Unfortunately, the American people seem to be stubbornly split into two camps about what we want America to mean and how we want America to work in a changing world.
For the last eight years the Connect U.S. Fund has brought together a community of advocacy and grassroots groups, philanthropic foundations, and think tanks to push for farsighted American leadership in efforts to create a more just, sustainable, and peaceful world.
The problem the Republican Party has with women is deep and costly. Their attacks on women's rights all add up to a widely perceived Republican War on Women that significantly influenced the outcome of the election by creating impactful gender gaps in many key races.
This column is about four senators who will have extraordinary roles to play in the coming hours and years, and what they tell us about the state of the union as 2012 comes to a close.
Presidents cannot win without policies to include and empower all Americans, not just the slices of communities needed for electoral success. President Obama and Democrats won a mandate to move us forward with jobs, healthcare reform, equality, and nation building here at home.
Although many voters have traditionally seen the Republican Party as "pro-business" and the Democratic Party as "pro-consumer," the reality on the ground isn't quite so clear.
Political junkies among us can allow ourselves a brief moment to gloat at the court jesters whose contempt for our collective intelligence as the presidential campaign came to an end last night and who broke new ground in the realm of Chutzpah even as the votes were being counted.
As David Eisenhower taught me in his class on presidential communication at the University of Pennsylvania, strong speeches often have "echoes" of other speeches within them. Last night's victory speech is a perfect example of a speech containing "echoes."
The honest reconciliation between executioner and victim can only be found in a "face to face" meeting. If a victim's mother, sister, wife, son forgive a crime -- then that's it.
OK, I admit it. I'm a partisan. One hundred percent Democrat, through and through. I've only voted for one Republican my whole life -- Rudy Giuliani for mayor of New York, the second time around. And boy did I live to regret it! I'm not making that mistake again. I bleed blue and I love donkeys.

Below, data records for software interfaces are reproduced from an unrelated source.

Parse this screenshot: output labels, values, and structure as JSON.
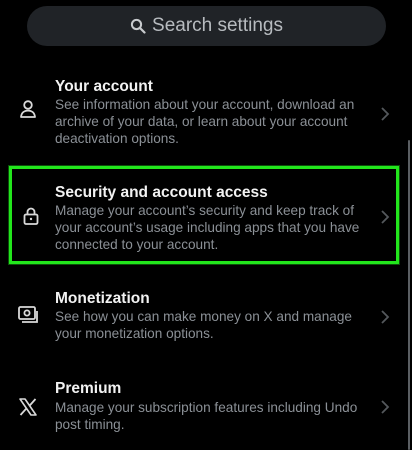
{
  "search": {
    "placeholder": "Search settings"
  },
  "settings": [
    {
      "title": "Your account",
      "description": "See information about your account, download an archive of your data, or learn about your account deactivation options.",
      "icon": "person-icon"
    },
    {
      "title": "Security and account access",
      "description": "Manage your account’s security and keep track of your account’s usage including apps that you have connected to your account.",
      "icon": "lock-icon",
      "highlighted": true
    },
    {
      "title": "Monetization",
      "description": "See how you can make money on X and manage your monetization options.",
      "icon": "money-icon"
    },
    {
      "title": "Premium",
      "description": "Manage your subscription features including Undo post timing.",
      "icon": "x-logo-icon"
    }
  ],
  "colors": {
    "background": "#000000",
    "highlight": "#22e61c",
    "title": "#f2f2f2",
    "description": "#8b9096"
  }
}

You can both like long walks on the beach, foreign films, Seinfeld reruns, and vacationing in Napa, but if your core beliefs are on opposite sides of the aisle, it's highly doubtful you will ever walk down the aisle.
Every four years about this time in the presidential election cycle, I yearn to live in a battleground state, a place where I would be spoiled with superpowers.
The next four years provide dramatic opportunities for trade liberalization across the Pacific and the Atlantic. Barack Obama will use those opportunities to build a durable bipartisan consensus on trade. Mitt Romney won't.
Bubba and Obama will never be part of the same old boys club despite all the statements about their "easy rapport" and "strong" relationship from the White House spokespersons. They are far too different as men and in the baggage of history they each carry.
Red states, blue states, purple states -- Mother Nature doesn't care. She rippled through all of them with super-storm Sandy, exposing the true colors of all in her path.
It may be that the superstorm is the finishing factor in this race. Finishing as in putting finishing touches on Obama's re-election, along with his powerful ground operation.